30% teens pregnant in Kunene, Omaheke, Kavango

08 July 2019 | Local News

Namibia is grappling with a high teenage pregnancy rate which stands at 19% nationally, but is as high as 35% in some regions.

This is according to Vice-president Nangolo Mbumba in his keynote address during the launch of the State of World Report (SWOP) by the United Nations Population Fund (UNFPA) Namibia, last week.

According to UNFPA statistics, the regions that registered a teenage pregnancy of over 30% include the Kunene, Omaheke and Kavango regions.

The launch also marked the 25th anniversary of the ground-breaking International Conference on Population and Development ICPD25 and the 50th anniversary of UNFPA.
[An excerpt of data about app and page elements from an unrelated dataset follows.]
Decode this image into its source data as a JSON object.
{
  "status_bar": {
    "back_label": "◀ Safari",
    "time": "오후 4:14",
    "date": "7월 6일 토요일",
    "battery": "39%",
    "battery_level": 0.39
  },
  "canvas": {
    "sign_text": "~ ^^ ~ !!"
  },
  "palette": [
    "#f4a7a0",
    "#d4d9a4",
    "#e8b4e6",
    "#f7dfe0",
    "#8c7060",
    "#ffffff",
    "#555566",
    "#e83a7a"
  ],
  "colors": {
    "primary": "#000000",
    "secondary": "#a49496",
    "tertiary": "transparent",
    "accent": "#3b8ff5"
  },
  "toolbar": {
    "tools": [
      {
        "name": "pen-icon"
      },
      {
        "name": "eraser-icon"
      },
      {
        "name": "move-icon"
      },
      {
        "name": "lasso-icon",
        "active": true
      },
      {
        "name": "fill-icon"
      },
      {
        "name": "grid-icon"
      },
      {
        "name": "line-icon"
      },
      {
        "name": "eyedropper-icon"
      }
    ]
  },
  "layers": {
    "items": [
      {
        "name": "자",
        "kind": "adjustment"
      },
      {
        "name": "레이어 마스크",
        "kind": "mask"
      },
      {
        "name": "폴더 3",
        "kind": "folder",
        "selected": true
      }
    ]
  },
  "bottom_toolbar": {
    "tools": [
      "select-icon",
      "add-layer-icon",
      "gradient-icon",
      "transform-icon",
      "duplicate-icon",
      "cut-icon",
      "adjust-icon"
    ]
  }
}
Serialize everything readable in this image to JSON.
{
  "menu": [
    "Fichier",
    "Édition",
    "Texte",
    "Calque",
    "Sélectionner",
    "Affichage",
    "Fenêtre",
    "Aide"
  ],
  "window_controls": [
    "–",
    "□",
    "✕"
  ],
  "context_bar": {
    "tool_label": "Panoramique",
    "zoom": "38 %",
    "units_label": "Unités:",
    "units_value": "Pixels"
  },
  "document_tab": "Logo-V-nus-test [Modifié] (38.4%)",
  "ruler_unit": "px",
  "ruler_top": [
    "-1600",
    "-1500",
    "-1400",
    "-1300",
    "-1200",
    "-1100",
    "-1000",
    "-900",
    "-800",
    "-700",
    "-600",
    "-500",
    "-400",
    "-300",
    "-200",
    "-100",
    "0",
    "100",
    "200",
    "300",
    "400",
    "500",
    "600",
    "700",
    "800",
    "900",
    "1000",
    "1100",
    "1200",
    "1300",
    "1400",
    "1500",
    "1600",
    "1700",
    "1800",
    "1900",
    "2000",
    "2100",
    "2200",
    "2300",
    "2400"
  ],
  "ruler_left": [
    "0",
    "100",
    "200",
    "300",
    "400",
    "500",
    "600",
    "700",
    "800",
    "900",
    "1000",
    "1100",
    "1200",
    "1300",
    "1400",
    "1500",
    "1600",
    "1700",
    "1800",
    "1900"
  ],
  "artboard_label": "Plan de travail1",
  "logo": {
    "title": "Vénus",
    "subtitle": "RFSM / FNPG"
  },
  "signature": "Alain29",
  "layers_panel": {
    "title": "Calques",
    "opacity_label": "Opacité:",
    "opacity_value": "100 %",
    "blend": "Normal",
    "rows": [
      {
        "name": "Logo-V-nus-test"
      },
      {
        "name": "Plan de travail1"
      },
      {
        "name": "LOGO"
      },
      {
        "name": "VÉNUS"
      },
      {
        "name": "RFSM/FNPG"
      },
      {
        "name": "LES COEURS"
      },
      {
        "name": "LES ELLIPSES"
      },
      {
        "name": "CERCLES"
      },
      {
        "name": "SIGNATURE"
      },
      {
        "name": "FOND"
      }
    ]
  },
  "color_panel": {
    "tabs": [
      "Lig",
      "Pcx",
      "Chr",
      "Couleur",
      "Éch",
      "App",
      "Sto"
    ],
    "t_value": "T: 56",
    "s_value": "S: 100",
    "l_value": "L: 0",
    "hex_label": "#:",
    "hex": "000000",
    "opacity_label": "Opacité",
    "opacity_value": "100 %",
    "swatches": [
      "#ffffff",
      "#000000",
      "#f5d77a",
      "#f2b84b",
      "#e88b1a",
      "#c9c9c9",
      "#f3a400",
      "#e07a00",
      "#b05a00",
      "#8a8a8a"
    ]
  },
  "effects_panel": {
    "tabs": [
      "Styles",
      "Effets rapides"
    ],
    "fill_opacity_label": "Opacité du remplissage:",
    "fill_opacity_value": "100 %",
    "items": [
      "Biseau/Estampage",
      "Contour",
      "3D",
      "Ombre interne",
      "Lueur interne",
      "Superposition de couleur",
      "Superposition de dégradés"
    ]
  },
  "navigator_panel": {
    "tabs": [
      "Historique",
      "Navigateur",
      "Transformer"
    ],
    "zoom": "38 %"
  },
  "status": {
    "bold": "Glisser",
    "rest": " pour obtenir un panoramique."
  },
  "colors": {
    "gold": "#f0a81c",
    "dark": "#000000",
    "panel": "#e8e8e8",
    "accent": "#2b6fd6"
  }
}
Mbumba expressed concern that despite the major achievements witnessed in the field of HIV/Aids, HIV infections are regrettably increasing among young people, particularly adolescent girls.

“Therefore, it is clear that we need to take renewed action to confront this phenomenon head on. We will continue to work with stakeholders to address these issues, including issues of gender-based violence and drug and alcohol abuse, which are quite detrimental to the country's development efforts. In doing so, we will be able to reach those furthest behind first, especially our adolescent and marginalised girls,” he said.

According to Mbumba, efforts by development partners such as the UNFPA with reports such as the SWOP serve as the needed platform and motivation to increase the awareness of all stakeholders on the critical issues required towards investing and supporting the future of women and young people, he said.

He added that the country's young people need education, employment and empowerment to make informed decisions and choices about their health, participation and leadership.

Meanwhile, Dennia Gayle UNFPA representative, said while Namibia has made great strides in its quest to nearing HIV epidemic control, more still needs to be done.

“The national teenage pregnancy rate is 19%, however some regions have higher proportion of teenage pregnancies,” she said.

Gayle added that UNFPA remains committed and fired up.

“We will mobilise every dollar, galvanise every ally, forge new alliances and partnerships, insist on every action, identify and search for new and innovative solutions, reach to the very last mile, and secure a new set of ambitious commitments essential to accelerate rights and choices for all,” she said.

JEMIMA BEUKES